┌──

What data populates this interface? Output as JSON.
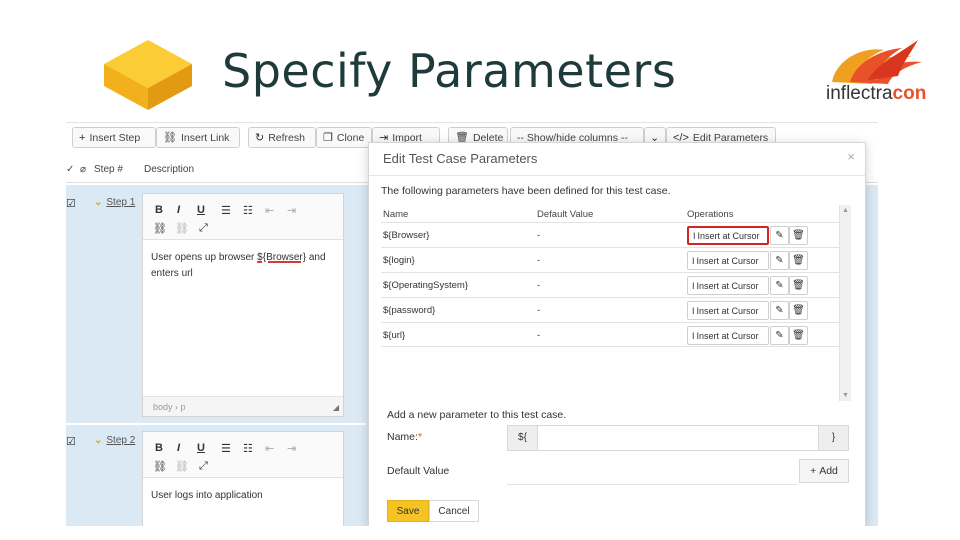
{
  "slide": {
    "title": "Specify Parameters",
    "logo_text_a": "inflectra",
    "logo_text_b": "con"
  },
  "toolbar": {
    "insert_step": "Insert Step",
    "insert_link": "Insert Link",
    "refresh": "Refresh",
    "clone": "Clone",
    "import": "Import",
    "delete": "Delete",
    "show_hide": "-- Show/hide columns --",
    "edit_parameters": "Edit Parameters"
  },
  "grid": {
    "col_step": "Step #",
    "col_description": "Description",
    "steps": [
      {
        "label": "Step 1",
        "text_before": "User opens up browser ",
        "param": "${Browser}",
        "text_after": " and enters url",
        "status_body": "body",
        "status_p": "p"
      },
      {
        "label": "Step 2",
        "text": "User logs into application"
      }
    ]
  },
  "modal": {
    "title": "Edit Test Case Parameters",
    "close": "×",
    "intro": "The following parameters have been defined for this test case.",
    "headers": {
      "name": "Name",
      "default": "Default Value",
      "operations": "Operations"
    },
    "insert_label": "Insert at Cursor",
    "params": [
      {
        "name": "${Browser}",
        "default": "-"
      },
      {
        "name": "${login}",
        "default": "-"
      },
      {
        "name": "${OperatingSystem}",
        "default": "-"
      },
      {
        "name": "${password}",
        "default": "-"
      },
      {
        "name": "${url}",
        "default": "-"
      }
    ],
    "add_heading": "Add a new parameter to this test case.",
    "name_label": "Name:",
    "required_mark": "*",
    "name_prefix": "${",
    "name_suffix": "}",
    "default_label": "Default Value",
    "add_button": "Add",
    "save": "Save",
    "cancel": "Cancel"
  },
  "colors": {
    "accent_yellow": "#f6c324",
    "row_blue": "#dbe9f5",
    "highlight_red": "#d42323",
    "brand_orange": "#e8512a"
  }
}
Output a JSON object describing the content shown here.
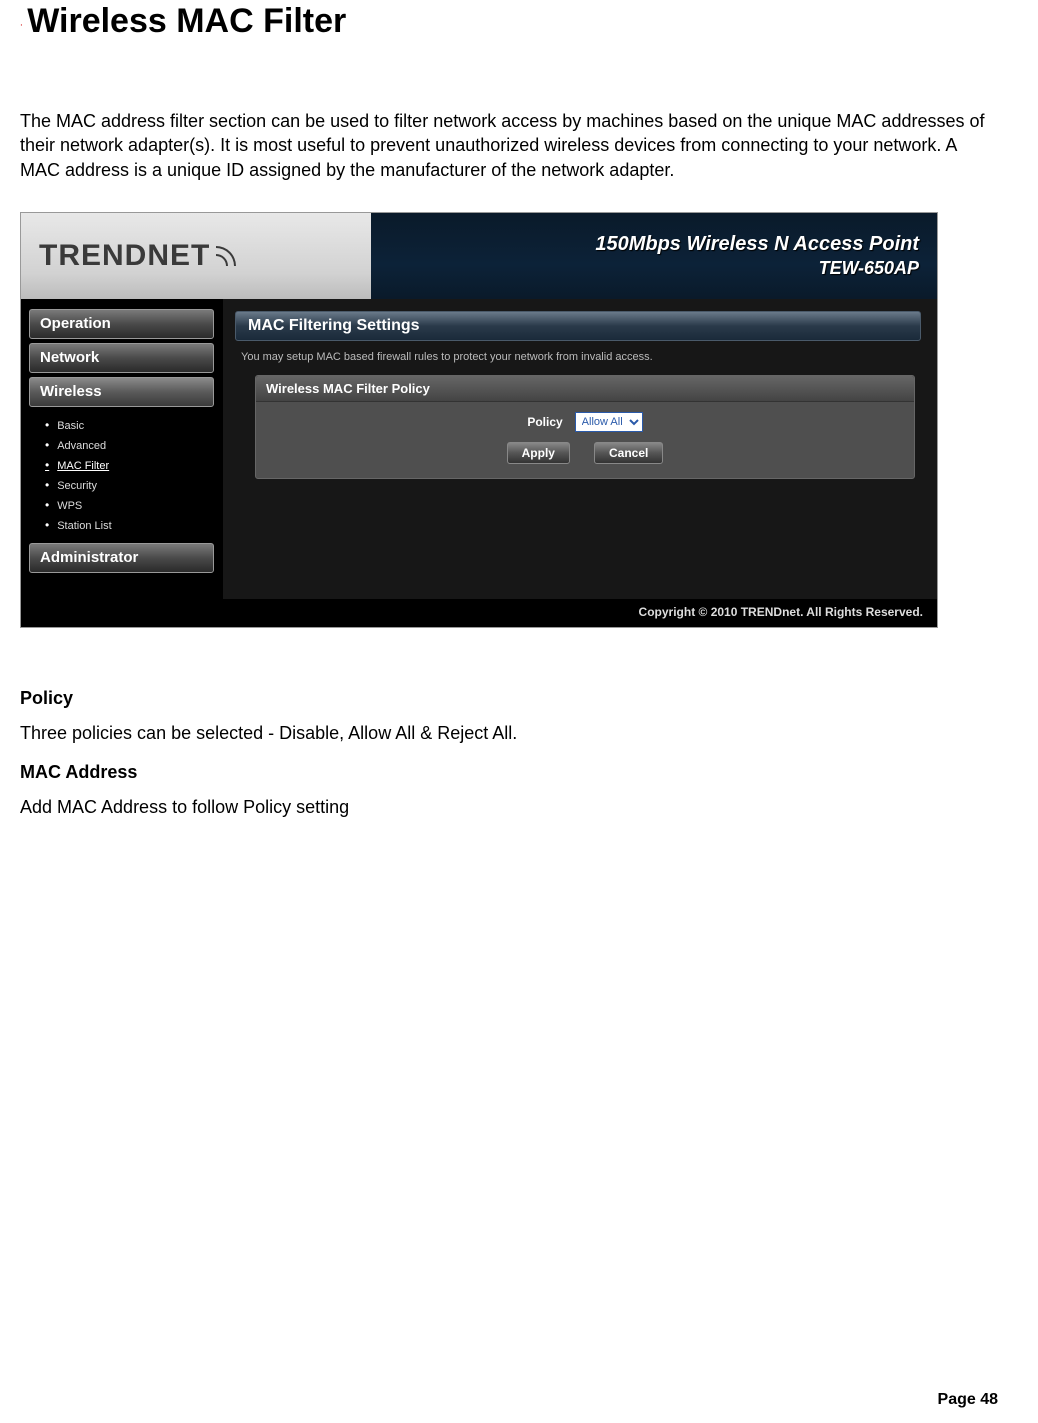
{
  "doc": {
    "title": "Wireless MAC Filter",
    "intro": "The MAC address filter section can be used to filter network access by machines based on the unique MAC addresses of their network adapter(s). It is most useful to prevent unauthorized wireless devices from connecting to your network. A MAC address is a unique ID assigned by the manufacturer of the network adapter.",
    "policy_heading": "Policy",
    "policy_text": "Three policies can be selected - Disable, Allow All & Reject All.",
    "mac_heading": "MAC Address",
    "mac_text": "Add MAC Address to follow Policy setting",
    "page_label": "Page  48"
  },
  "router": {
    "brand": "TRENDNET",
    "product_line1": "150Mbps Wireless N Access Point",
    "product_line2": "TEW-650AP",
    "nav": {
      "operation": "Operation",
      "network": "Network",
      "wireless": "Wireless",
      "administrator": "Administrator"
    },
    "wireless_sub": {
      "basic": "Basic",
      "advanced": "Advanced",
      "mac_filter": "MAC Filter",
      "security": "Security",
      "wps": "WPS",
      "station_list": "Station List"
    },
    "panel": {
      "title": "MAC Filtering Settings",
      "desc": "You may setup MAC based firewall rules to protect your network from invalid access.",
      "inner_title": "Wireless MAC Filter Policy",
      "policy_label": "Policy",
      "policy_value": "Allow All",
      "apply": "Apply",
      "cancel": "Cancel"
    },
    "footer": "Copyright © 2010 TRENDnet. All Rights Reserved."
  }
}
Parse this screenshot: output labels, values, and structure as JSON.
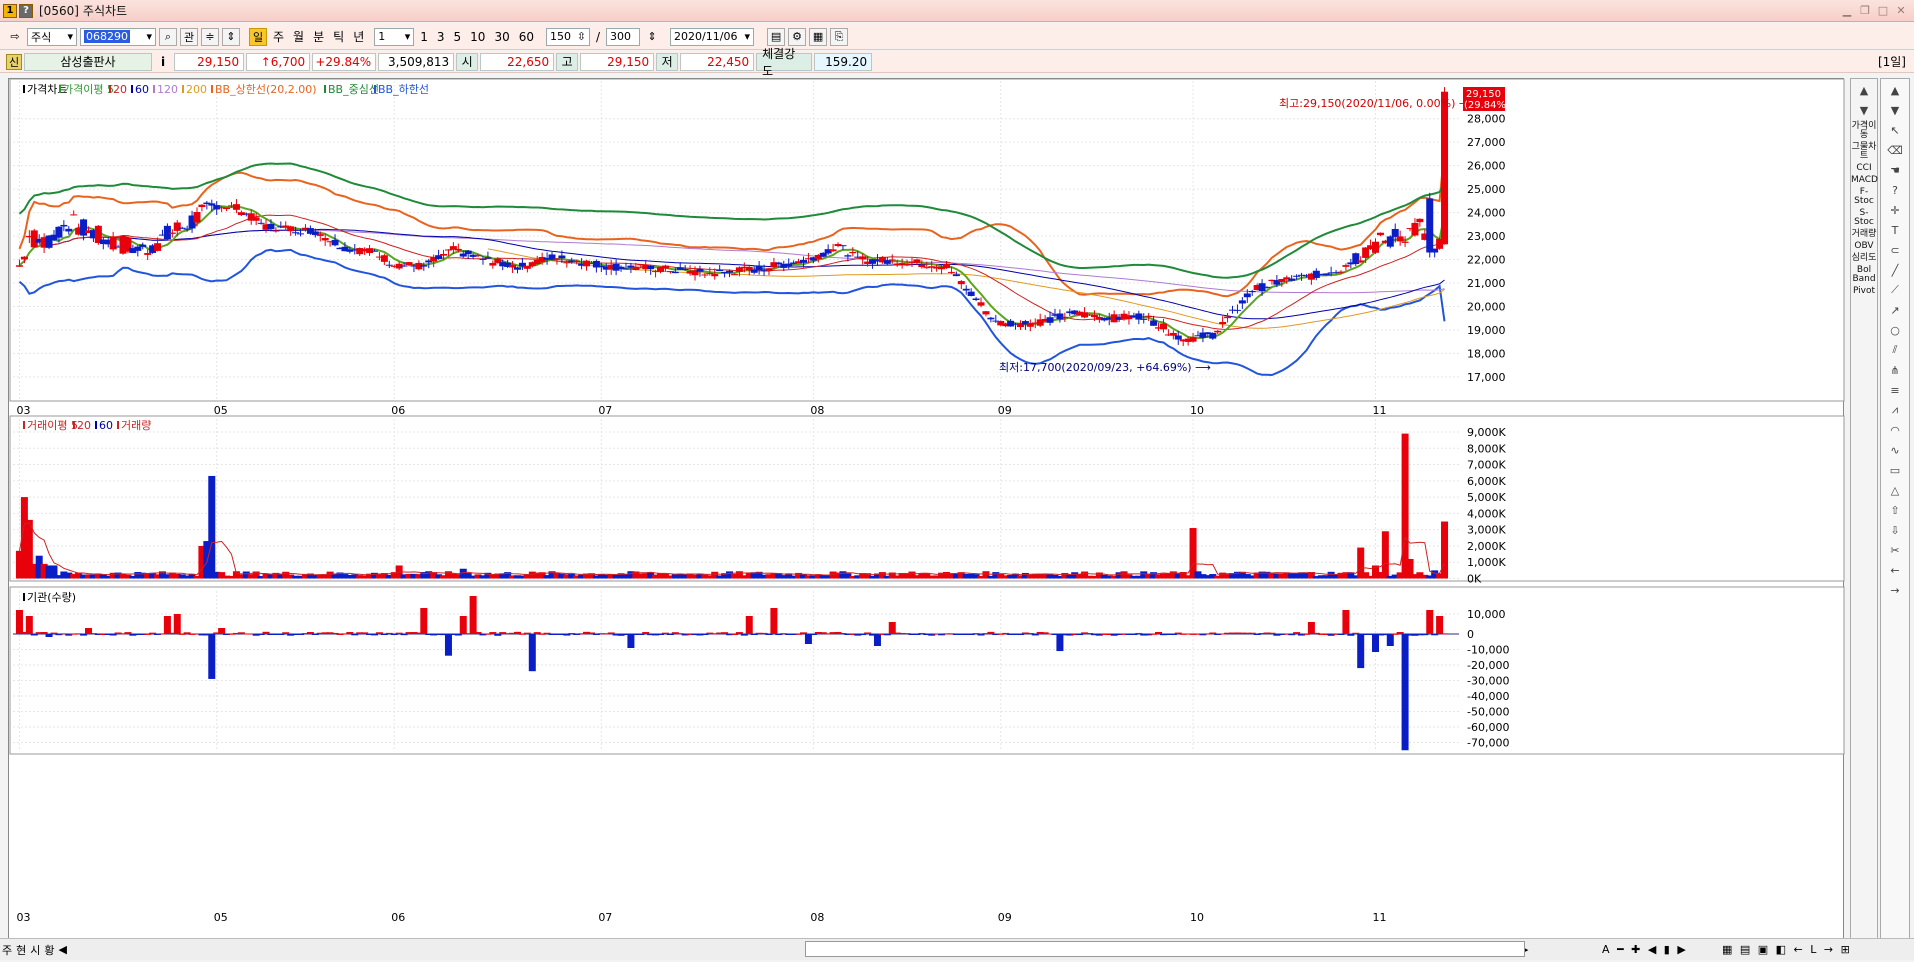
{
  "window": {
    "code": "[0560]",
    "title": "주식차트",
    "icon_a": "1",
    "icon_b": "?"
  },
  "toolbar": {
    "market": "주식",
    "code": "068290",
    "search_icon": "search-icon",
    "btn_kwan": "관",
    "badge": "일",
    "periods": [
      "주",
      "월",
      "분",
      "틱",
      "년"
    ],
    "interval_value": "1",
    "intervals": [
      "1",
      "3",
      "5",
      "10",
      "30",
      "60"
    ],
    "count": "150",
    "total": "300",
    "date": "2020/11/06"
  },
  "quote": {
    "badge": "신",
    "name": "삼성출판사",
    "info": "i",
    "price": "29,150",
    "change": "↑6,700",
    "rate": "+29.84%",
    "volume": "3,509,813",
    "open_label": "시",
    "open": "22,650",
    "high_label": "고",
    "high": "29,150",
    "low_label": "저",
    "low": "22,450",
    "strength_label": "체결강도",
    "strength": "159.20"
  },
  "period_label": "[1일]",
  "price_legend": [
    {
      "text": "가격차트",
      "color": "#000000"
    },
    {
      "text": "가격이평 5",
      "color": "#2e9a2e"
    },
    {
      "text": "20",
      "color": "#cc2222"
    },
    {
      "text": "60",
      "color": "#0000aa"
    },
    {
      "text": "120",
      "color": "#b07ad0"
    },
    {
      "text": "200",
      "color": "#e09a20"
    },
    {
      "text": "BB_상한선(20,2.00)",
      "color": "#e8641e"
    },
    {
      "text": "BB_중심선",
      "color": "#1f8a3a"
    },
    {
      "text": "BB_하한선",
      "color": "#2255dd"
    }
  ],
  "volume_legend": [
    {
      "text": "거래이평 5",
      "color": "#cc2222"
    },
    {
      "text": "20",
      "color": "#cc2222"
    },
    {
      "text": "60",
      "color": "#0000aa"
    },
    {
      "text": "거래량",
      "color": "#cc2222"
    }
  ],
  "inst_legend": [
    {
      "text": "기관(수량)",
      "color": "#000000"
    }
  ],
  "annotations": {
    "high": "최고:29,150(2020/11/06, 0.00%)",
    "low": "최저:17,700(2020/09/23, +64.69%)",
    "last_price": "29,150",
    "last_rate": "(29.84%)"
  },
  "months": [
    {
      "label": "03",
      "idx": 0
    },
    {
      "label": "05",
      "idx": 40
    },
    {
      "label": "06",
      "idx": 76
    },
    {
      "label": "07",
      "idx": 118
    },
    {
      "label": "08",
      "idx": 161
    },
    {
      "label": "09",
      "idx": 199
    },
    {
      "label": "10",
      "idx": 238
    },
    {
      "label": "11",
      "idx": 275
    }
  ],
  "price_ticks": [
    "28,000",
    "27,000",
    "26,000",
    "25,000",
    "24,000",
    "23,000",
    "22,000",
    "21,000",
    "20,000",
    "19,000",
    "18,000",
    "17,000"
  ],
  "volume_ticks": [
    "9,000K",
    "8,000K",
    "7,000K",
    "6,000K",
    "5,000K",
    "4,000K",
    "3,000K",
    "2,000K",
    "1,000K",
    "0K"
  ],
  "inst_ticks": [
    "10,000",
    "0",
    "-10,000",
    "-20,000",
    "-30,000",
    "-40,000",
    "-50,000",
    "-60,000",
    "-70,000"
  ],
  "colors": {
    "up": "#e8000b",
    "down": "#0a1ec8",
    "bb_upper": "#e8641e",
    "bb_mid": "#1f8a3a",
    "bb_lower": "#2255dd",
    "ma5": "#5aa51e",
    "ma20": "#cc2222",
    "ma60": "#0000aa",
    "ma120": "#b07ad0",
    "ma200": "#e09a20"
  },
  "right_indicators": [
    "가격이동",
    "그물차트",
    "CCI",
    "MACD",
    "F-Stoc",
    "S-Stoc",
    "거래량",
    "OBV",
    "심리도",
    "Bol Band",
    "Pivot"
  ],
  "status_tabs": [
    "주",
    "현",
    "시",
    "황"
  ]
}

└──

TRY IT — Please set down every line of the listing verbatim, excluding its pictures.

TASK SOLUTION —
What data populates this interface? Output as JSON.
{
  "slide": {
    "title": "Specify Parameters",
    "logo_text_a": "inflectra",
    "logo_text_b": "con"
  },
  "toolbar": {
    "insert_step": "Insert Step",
    "insert_link": "Insert Link",
    "refresh": "Refresh",
    "clone": "Clone",
    "import": "Import",
    "delete": "Delete",
    "show_hide": "-- Show/hide columns --",
    "edit_parameters": "Edit Parameters"
  },
  "grid": {
    "col_step": "Step #",
    "col_description": "Description",
    "steps": [
      {
        "label": "Step 1",
        "text_before": "User opens up browser ",
        "param": "${Browser}",
        "text_after": " and enters url",
        "status_body": "body",
        "status_p": "p"
      },
      {
        "label": "Step 2",
        "text": "User logs into application"
      }
    ]
  },
  "modal": {
    "title": "Edit Test Case Parameters",
    "close": "×",
    "intro": "The following parameters have been defined for this test case.",
    "headers": {
      "name": "Name",
      "default": "Default Value",
      "operations": "Operations"
    },
    "insert_label": "Insert at Cursor",
    "params": [
      {
        "name": "${Browser}",
        "default": "-"
      },
      {
        "name": "${login}",
        "default": "-"
      },
      {
        "name": "${OperatingSystem}",
        "default": "-"
      },
      {
        "name": "${password}",
        "default": "-"
      },
      {
        "name": "${url}",
        "default": "-"
      }
    ],
    "add_heading": "Add a new parameter to this test case.",
    "name_label": "Name:",
    "required_mark": "*",
    "name_prefix": "${",
    "name_suffix": "}",
    "default_label": "Default Value",
    "add_button": "Add",
    "save": "Save",
    "cancel": "Cancel"
  },
  "colors": {
    "accent_yellow": "#f6c324",
    "row_blue": "#dbe9f5",
    "highlight_red": "#d42323",
    "brand_orange": "#e8512a"
  }
}
Output a JSON object describing the content shown here.
{
  "doc": {
    "title": "Wireless MAC Filter",
    "intro": "The MAC address filter section can be used to filter network access by machines based on the unique MAC addresses of their network adapter(s). It is most useful to prevent unauthorized wireless devices from connecting to your network. A MAC address is a unique ID assigned by the manufacturer of the network adapter.",
    "policy_heading": "Policy",
    "policy_text": "Three policies can be selected - Disable, Allow All & Reject All.",
    "mac_heading": "MAC Address",
    "mac_text": "Add MAC Address to follow Policy setting",
    "page_label": "Page  48"
  },
  "router": {
    "brand": "TRENDNET",
    "product_line1": "150Mbps Wireless N Access Point",
    "product_line2": "TEW-650AP",
    "nav": {
      "operation": "Operation",
      "network": "Network",
      "wireless": "Wireless",
      "administrator": "Administrator"
    },
    "wireless_sub": {
      "basic": "Basic",
      "advanced": "Advanced",
      "mac_filter": "MAC Filter",
      "security": "Security",
      "wps": "WPS",
      "station_list": "Station List"
    },
    "panel": {
      "title": "MAC Filtering Settings",
      "desc": "You may setup MAC based firewall rules to protect your network from invalid access.",
      "inner_title": "Wireless MAC Filter Policy",
      "policy_label": "Policy",
      "policy_value": "Allow All",
      "apply": "Apply",
      "cancel": "Cancel"
    },
    "footer": "Copyright © 2010 TRENDnet. All Rights Reserved."
  }
}
Parse this screenshot: output labels, values, and structure as JSON.
{
  "window": {
    "code": "[0560]",
    "title": "주식차트",
    "icon_a": "1",
    "icon_b": "?"
  },
  "toolbar": {
    "market": "주식",
    "code": "068290",
    "search_icon": "search-icon",
    "btn_kwan": "관",
    "badge": "일",
    "periods": [
      "주",
      "월",
      "분",
      "틱",
      "년"
    ],
    "interval_value": "1",
    "intervals": [
      "1",
      "3",
      "5",
      "10",
      "30",
      "60"
    ],
    "count": "150",
    "total": "300",
    "date": "2020/11/06"
  },
  "quote": {
    "badge": "신",
    "name": "삼성출판사",
    "info": "i",
    "price": "29,150",
    "change": "↑6,700",
    "rate": "+29.84%",
    "volume": "3,509,813",
    "open_label": "시",
    "open": "22,650",
    "high_label": "고",
    "high": "29,150",
    "low_label": "저",
    "low": "22,450",
    "strength_label": "체결강도",
    "strength": "159.20"
  },
  "period_label": "[1일]",
  "price_legend": [
    {
      "text": "가격차트",
      "color": "#000000"
    },
    {
      "text": "가격이평 5",
      "color": "#2e9a2e"
    },
    {
      "text": "20",
      "color": "#cc2222"
    },
    {
      "text": "60",
      "color": "#0000aa"
    },
    {
      "text": "120",
      "color": "#b07ad0"
    },
    {
      "text": "200",
      "color": "#e09a20"
    },
    {
      "text": "BB_상한선(20,2.00)",
      "color": "#e8641e"
    },
    {
      "text": "BB_중심선",
      "color": "#1f8a3a"
    },
    {
      "text": "BB_하한선",
      "color": "#2255dd"
    }
  ],
  "volume_legend": [
    {
      "text": "거래이평 5",
      "color": "#cc2222"
    },
    {
      "text": "20",
      "color": "#cc2222"
    },
    {
      "text": "60",
      "color": "#0000aa"
    },
    {
      "text": "거래량",
      "color": "#cc2222"
    }
  ],
  "inst_legend": [
    {
      "text": "기관(수량)",
      "color": "#000000"
    }
  ],
  "annotations": {
    "high": "최고:29,150(2020/11/06, 0.00%)",
    "low": "최저:17,700(2020/09/23, +64.69%)",
    "last_price": "29,150",
    "last_rate": "(29.84%)"
  },
  "months": [
    {
      "label": "03",
      "idx": 0
    },
    {
      "label": "05",
      "idx": 40
    },
    {
      "label": "06",
      "idx": 76
    },
    {
      "label": "07",
      "idx": 118
    },
    {
      "label": "08",
      "idx": 161
    },
    {
      "label": "09",
      "idx": 199
    },
    {
      "label": "10",
      "idx": 238
    },
    {
      "label": "11",
      "idx": 275
    }
  ],
  "price_ticks": [
    "28,000",
    "27,000",
    "26,000",
    "25,000",
    "24,000",
    "23,000",
    "22,000",
    "21,000",
    "20,000",
    "19,000",
    "18,000",
    "17,000"
  ],
  "volume_ticks": [
    "9,000K",
    "8,000K",
    "7,000K",
    "6,000K",
    "5,000K",
    "4,000K",
    "3,000K",
    "2,000K",
    "1,000K",
    "0K"
  ],
  "inst_ticks": [
    "10,000",
    "0",
    "-10,000",
    "-20,000",
    "-30,000",
    "-40,000",
    "-50,000",
    "-60,000",
    "-70,000"
  ],
  "colors": {
    "up": "#e8000b",
    "down": "#0a1ec8",
    "bb_upper": "#e8641e",
    "bb_mid": "#1f8a3a",
    "bb_lower": "#2255dd",
    "ma5": "#5aa51e",
    "ma20": "#cc2222",
    "ma60": "#0000aa",
    "ma120": "#b07ad0",
    "ma200": "#e09a20"
  },
  "right_indicators": [
    "가격이동",
    "그물차트",
    "CCI",
    "MACD",
    "F-Stoc",
    "S-Stoc",
    "거래량",
    "OBV",
    "심리도",
    "Bol Band",
    "Pivot"
  ],
  "status_tabs": [
    "주",
    "현",
    "시",
    "황"
  ]
}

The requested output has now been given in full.